WHAT YOU WILL DO
Where a line holds the word "zoom", copy it from the records.
====== GIVEN DATA ======
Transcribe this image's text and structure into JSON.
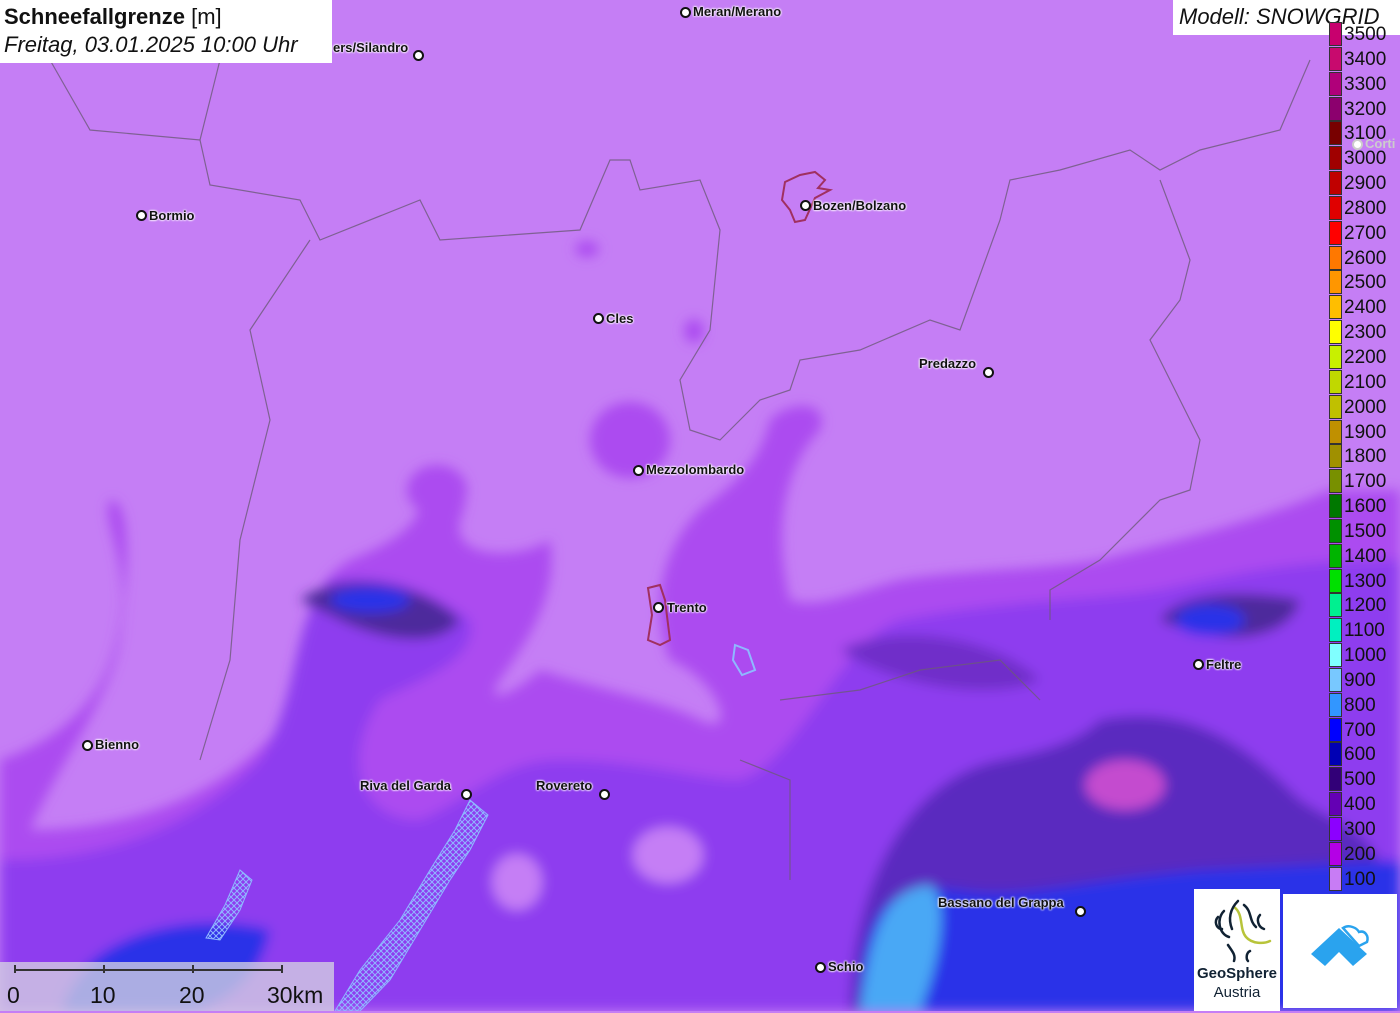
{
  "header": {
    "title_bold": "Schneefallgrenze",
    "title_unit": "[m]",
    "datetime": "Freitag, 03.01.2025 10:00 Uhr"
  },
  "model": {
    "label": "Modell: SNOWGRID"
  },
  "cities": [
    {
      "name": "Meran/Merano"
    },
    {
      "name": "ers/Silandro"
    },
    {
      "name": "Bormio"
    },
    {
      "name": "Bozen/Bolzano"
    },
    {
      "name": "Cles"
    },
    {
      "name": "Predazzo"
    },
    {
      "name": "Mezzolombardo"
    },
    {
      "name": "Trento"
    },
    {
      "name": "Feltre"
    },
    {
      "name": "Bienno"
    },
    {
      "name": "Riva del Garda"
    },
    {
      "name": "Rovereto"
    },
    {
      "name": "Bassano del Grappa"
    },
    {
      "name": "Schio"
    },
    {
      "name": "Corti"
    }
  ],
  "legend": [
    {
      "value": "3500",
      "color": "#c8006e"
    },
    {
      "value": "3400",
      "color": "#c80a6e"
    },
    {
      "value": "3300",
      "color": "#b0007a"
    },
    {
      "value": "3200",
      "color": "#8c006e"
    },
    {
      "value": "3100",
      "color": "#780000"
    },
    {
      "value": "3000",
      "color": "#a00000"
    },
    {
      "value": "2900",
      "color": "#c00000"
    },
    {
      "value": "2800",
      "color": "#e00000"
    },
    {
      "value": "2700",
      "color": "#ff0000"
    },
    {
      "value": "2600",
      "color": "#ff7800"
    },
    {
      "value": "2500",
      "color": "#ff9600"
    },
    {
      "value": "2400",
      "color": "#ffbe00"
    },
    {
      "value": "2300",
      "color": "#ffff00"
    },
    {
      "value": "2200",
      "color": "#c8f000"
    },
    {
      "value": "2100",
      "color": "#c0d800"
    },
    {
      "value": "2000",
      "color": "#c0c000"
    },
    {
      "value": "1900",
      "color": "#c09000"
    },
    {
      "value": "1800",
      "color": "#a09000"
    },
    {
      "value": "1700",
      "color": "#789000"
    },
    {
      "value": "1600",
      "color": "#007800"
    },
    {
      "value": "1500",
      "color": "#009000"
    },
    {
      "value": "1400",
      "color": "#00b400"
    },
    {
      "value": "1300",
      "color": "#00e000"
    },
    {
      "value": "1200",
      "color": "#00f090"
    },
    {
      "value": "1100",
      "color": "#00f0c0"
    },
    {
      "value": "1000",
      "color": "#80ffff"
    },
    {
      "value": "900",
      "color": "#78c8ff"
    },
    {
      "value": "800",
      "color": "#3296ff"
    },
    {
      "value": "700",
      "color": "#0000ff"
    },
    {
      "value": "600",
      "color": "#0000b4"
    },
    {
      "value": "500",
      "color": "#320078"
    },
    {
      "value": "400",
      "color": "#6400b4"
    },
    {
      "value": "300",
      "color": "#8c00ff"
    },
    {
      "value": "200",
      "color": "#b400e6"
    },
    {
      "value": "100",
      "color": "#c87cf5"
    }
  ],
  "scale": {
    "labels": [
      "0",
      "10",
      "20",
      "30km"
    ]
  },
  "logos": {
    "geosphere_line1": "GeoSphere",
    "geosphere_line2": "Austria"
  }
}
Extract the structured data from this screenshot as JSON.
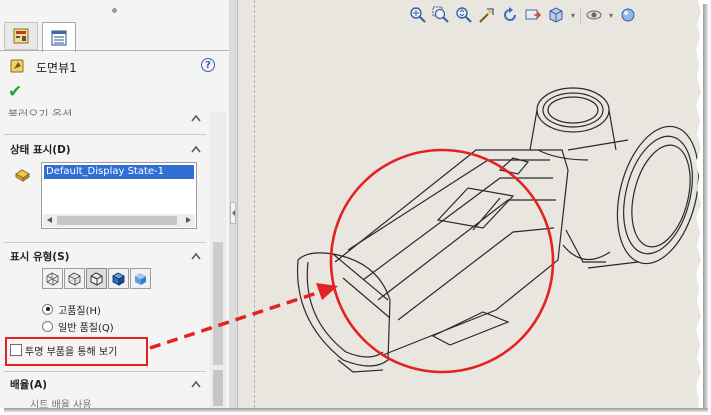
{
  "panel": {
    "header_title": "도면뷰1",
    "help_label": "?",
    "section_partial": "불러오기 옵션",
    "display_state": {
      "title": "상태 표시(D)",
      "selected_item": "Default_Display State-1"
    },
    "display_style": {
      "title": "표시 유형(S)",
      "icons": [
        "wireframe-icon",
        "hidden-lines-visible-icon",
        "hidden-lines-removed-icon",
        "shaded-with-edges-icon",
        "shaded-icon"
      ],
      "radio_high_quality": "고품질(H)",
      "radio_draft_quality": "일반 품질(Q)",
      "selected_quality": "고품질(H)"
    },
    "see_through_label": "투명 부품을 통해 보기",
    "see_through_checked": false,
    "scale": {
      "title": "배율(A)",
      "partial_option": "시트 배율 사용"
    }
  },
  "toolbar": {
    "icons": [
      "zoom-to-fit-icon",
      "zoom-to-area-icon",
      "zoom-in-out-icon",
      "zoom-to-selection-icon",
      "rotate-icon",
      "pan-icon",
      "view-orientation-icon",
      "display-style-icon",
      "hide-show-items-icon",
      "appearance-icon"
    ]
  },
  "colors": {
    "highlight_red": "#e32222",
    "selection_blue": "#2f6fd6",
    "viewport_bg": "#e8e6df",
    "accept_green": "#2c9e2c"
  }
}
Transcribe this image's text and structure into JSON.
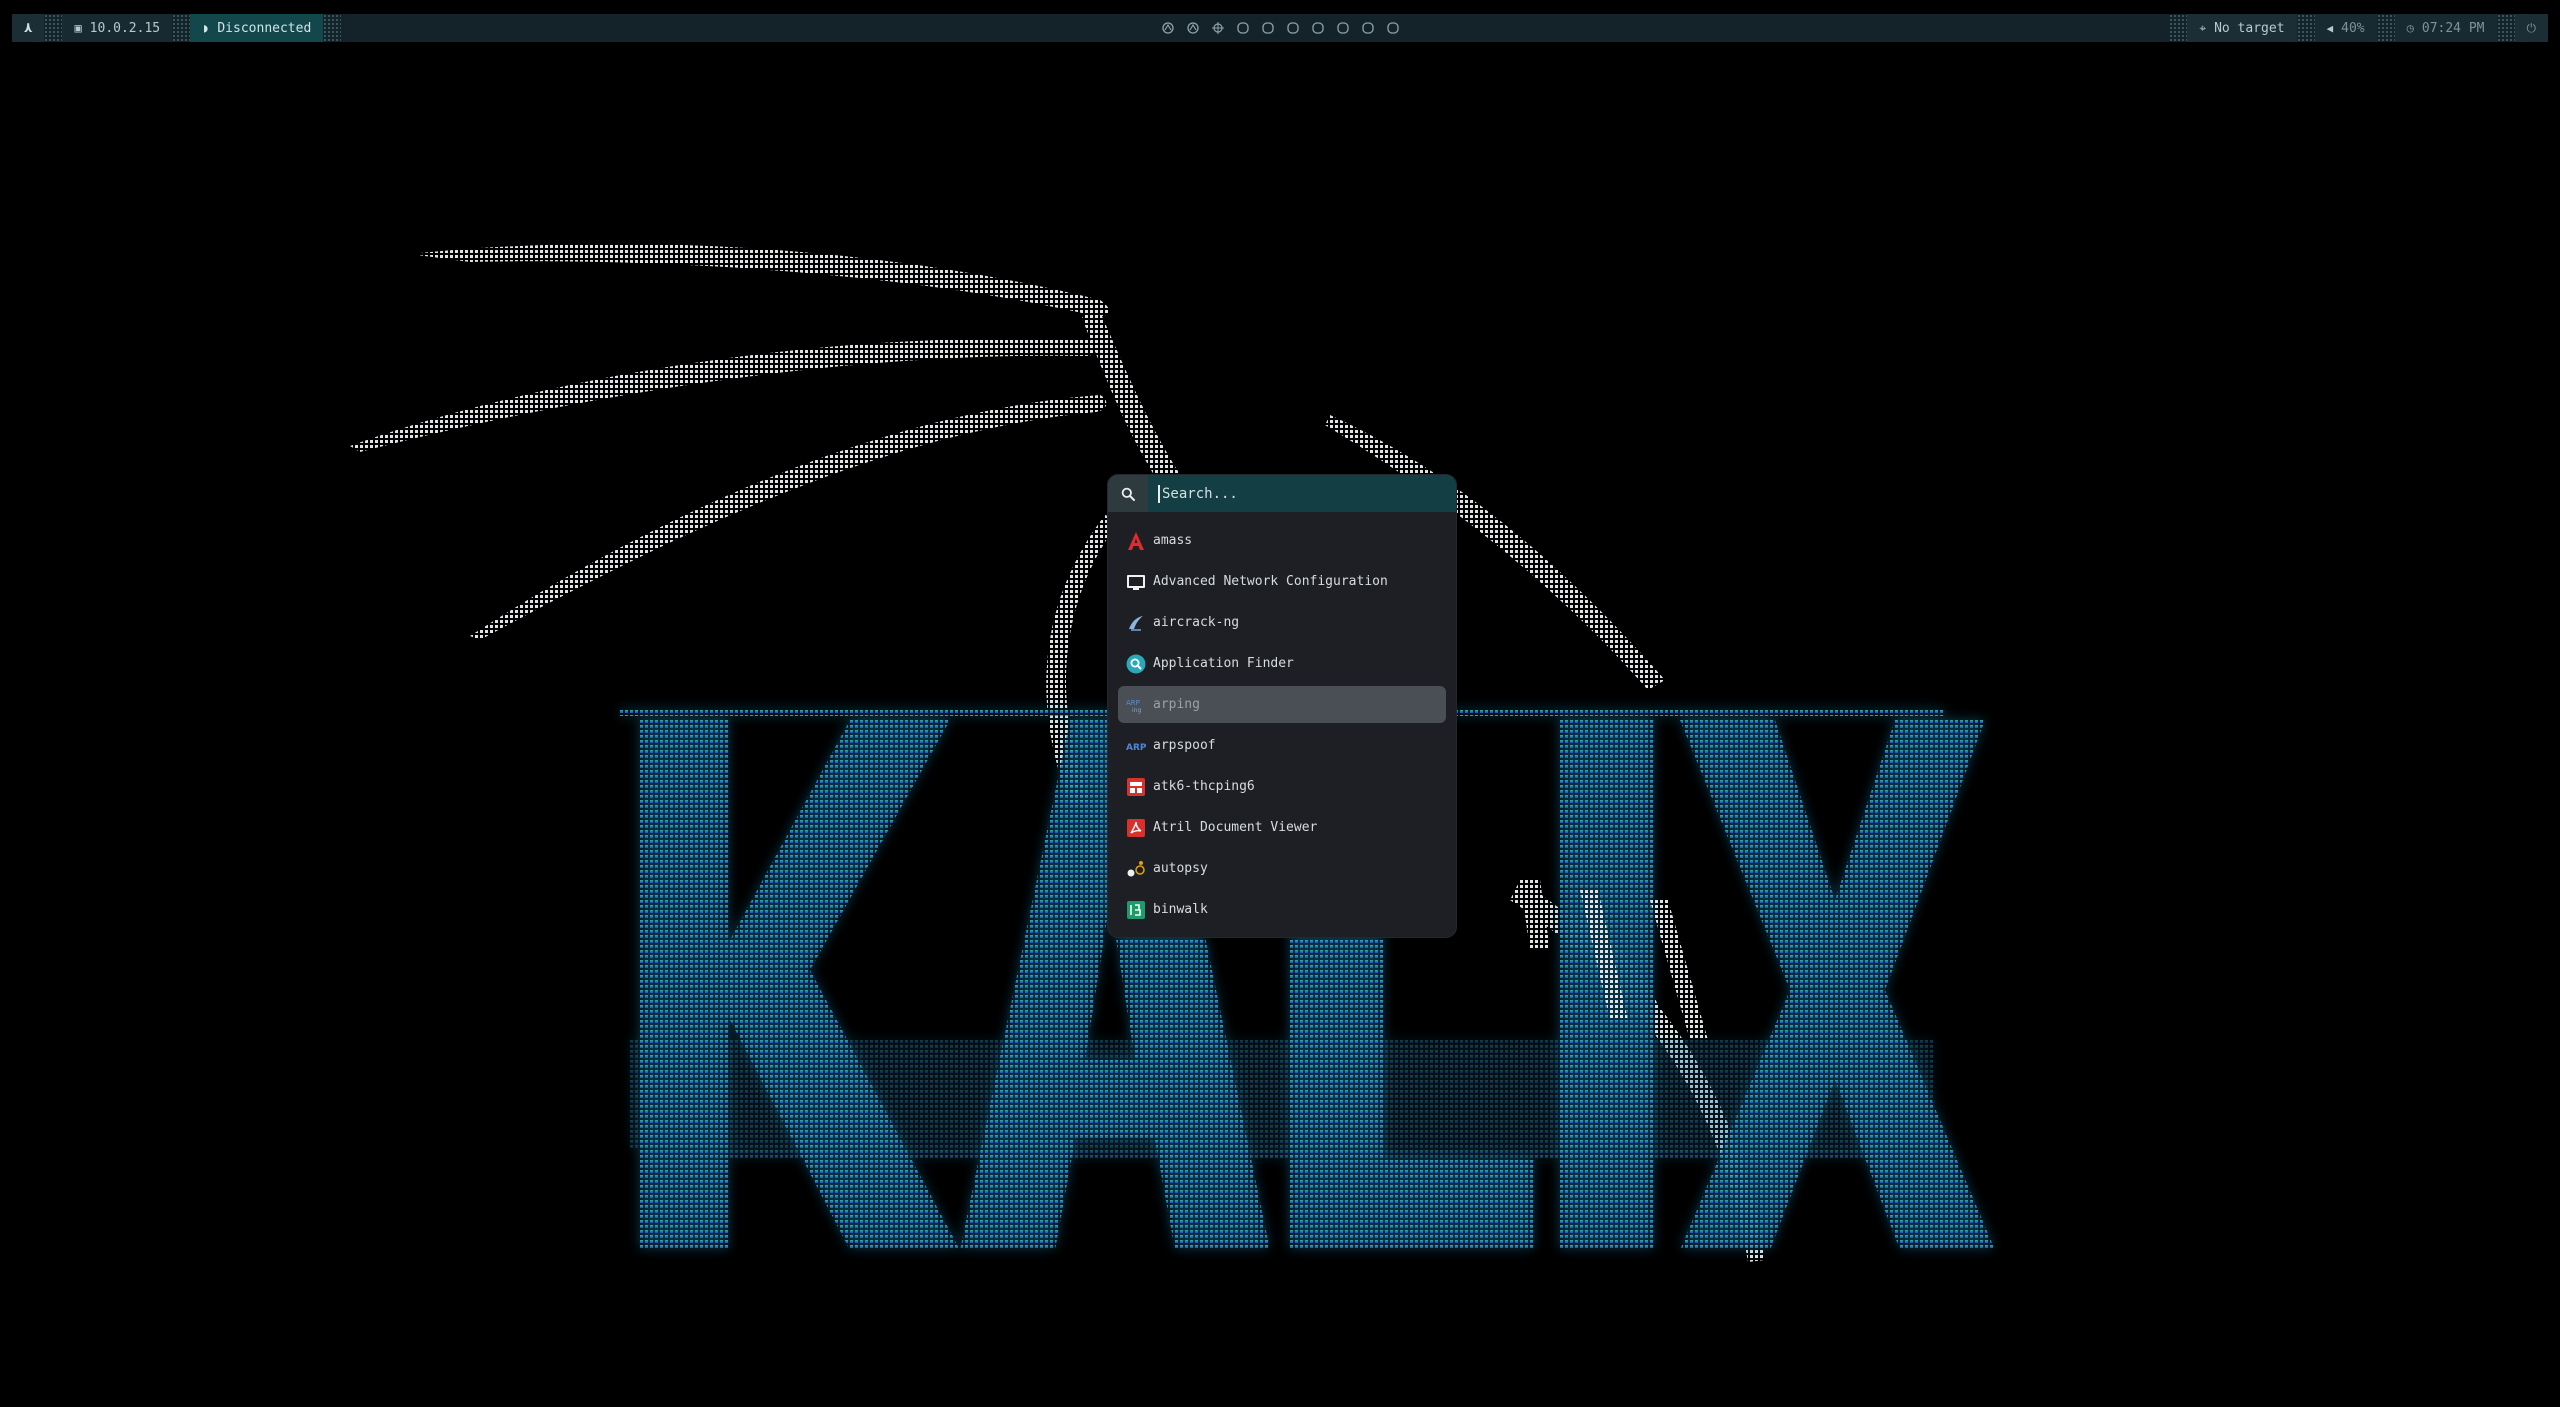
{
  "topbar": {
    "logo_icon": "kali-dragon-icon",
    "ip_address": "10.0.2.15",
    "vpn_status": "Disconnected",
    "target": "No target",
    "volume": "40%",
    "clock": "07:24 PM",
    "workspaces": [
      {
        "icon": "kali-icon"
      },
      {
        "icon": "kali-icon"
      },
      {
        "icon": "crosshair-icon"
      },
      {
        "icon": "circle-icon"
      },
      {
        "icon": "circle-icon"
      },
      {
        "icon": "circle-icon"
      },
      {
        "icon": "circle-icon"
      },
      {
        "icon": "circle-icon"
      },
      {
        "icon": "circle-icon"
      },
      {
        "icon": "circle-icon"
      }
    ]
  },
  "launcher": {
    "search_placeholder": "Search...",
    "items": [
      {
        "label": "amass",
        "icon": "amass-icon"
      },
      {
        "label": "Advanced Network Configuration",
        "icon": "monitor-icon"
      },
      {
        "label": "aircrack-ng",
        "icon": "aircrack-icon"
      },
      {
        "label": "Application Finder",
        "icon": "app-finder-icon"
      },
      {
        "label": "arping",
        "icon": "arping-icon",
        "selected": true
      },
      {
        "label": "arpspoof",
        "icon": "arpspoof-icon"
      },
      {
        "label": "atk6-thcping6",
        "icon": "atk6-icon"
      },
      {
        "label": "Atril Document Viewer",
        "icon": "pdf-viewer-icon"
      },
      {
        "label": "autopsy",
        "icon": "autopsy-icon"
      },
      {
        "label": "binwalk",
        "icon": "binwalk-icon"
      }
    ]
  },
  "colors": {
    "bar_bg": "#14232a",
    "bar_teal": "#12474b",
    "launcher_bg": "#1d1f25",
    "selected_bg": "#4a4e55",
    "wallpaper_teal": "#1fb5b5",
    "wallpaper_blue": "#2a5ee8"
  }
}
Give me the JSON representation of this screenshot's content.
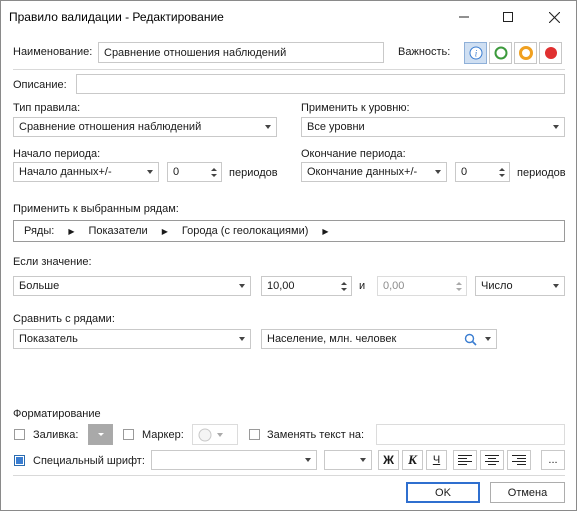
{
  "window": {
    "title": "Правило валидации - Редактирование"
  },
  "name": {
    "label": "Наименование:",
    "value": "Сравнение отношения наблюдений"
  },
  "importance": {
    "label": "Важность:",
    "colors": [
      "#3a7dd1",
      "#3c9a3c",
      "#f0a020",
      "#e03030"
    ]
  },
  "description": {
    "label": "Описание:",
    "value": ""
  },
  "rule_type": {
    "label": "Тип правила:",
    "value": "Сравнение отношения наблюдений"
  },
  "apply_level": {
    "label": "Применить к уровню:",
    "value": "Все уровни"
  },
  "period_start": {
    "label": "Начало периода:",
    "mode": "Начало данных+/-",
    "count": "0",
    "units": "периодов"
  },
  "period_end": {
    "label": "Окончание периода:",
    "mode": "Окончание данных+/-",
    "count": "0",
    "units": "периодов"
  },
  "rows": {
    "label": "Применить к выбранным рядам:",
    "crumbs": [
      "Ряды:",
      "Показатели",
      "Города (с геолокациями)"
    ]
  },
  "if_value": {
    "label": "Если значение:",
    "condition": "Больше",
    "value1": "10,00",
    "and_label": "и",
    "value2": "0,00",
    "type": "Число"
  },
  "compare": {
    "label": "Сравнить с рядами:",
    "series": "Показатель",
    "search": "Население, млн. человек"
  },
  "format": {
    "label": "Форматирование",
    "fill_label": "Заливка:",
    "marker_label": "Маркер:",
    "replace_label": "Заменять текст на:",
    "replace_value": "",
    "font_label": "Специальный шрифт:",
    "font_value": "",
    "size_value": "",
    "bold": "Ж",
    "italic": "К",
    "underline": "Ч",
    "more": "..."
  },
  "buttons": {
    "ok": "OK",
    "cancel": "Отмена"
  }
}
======
ANSWER TO THIS PROBLEM
      "zoom-to-fit-icon",
      "zoom-to-area-icon",
      "zoom-in-out-icon",
      "zoom-to-selection-icon",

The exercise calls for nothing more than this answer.